Exercise directions: Scan the records below. Report the number of lines containing the word "meta", and nothing more.

Data records for software interfaces:
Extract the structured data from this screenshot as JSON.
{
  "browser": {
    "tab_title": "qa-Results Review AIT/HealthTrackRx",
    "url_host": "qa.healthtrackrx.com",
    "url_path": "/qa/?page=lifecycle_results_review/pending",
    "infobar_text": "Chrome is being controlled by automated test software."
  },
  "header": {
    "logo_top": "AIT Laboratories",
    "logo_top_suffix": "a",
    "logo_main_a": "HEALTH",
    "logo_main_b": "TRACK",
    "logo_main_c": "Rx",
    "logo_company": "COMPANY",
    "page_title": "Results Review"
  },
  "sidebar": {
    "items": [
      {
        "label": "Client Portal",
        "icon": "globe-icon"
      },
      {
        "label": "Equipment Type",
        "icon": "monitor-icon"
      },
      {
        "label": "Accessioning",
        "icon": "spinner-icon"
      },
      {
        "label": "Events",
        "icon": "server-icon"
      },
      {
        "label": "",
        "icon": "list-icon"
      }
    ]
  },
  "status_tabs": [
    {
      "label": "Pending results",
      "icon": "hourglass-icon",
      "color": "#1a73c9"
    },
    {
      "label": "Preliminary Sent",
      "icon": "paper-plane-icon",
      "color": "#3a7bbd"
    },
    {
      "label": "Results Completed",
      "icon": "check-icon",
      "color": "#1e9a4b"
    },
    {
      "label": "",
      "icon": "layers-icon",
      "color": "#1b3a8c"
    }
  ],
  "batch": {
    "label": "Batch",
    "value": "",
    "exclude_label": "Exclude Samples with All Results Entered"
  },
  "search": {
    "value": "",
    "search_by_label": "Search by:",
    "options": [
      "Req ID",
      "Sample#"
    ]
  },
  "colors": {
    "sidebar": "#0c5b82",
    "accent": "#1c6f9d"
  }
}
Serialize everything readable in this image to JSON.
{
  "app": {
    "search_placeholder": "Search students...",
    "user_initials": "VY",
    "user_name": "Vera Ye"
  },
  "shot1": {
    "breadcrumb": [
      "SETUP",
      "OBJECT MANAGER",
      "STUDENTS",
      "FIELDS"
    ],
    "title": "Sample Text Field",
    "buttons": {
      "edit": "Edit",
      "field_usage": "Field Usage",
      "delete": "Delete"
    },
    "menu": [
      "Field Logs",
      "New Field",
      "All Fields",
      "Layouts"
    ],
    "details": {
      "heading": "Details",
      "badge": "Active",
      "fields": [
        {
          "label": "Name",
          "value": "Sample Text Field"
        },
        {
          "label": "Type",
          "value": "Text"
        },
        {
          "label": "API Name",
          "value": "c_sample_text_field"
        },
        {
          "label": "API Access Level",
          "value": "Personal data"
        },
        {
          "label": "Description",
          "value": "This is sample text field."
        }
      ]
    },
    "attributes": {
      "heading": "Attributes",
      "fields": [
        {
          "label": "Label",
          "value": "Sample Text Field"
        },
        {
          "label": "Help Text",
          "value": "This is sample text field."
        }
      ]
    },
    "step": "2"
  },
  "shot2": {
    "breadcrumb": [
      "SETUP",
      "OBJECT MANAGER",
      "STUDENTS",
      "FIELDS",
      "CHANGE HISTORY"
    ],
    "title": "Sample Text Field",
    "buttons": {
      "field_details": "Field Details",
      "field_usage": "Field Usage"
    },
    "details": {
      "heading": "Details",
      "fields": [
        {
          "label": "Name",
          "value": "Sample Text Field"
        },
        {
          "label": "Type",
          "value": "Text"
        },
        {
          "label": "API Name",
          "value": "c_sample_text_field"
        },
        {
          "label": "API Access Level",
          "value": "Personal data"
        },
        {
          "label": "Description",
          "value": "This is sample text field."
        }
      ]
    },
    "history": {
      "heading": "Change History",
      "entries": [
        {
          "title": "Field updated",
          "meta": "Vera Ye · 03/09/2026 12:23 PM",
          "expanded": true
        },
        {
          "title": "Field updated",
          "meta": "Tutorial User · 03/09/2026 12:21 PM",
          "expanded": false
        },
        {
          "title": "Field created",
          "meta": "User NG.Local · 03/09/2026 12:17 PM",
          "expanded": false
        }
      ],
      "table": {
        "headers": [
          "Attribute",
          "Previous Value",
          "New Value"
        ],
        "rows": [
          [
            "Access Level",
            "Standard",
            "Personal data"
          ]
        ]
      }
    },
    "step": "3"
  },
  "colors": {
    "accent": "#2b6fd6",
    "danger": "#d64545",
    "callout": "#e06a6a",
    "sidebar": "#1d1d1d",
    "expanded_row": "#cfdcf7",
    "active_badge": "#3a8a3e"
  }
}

Solution to this problem: 3